Exercise directions: In the data below, locate each line with the word "this" and list it.

Data:
■ ■ ■ ■ ■ ■ ■
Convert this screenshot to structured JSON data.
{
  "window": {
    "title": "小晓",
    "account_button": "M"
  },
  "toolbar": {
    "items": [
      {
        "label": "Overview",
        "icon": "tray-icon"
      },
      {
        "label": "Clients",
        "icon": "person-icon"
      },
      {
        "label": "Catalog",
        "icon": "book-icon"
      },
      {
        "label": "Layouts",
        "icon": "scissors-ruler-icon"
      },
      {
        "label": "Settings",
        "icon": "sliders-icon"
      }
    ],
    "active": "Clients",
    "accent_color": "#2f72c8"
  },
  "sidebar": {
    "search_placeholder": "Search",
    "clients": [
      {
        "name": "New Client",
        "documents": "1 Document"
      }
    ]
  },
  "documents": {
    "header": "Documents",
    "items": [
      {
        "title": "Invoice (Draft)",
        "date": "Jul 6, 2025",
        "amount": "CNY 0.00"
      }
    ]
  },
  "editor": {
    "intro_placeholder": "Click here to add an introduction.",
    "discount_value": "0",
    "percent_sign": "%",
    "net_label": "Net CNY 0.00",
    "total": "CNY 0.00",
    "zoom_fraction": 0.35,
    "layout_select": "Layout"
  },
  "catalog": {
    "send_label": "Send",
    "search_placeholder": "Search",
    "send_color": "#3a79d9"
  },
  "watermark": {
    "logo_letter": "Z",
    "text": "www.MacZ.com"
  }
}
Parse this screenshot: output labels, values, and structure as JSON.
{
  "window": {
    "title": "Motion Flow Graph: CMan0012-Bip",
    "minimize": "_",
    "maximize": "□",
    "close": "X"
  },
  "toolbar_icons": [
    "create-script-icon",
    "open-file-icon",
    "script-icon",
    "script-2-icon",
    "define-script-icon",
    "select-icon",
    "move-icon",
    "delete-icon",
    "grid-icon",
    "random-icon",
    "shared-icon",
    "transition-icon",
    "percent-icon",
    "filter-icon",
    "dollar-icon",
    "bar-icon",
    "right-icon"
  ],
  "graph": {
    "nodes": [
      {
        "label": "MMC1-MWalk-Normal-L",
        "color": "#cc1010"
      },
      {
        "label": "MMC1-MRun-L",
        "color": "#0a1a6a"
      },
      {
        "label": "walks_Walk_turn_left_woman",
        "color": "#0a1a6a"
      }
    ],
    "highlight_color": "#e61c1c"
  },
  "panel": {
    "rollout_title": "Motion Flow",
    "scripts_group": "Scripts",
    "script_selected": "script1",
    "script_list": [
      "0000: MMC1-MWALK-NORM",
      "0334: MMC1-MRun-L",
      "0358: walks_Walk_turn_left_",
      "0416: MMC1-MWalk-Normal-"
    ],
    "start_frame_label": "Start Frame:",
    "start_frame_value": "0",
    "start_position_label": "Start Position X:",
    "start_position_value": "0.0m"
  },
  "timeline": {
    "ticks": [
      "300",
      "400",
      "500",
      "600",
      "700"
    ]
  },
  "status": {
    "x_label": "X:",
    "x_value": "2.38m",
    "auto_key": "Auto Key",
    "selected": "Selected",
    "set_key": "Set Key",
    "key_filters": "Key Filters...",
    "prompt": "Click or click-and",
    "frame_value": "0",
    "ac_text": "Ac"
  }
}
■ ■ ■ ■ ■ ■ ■
Solution to the exercise:
Convert this screenshot to structured JSON data.
Parse this screenshot: output labels, values, and structure as JSON.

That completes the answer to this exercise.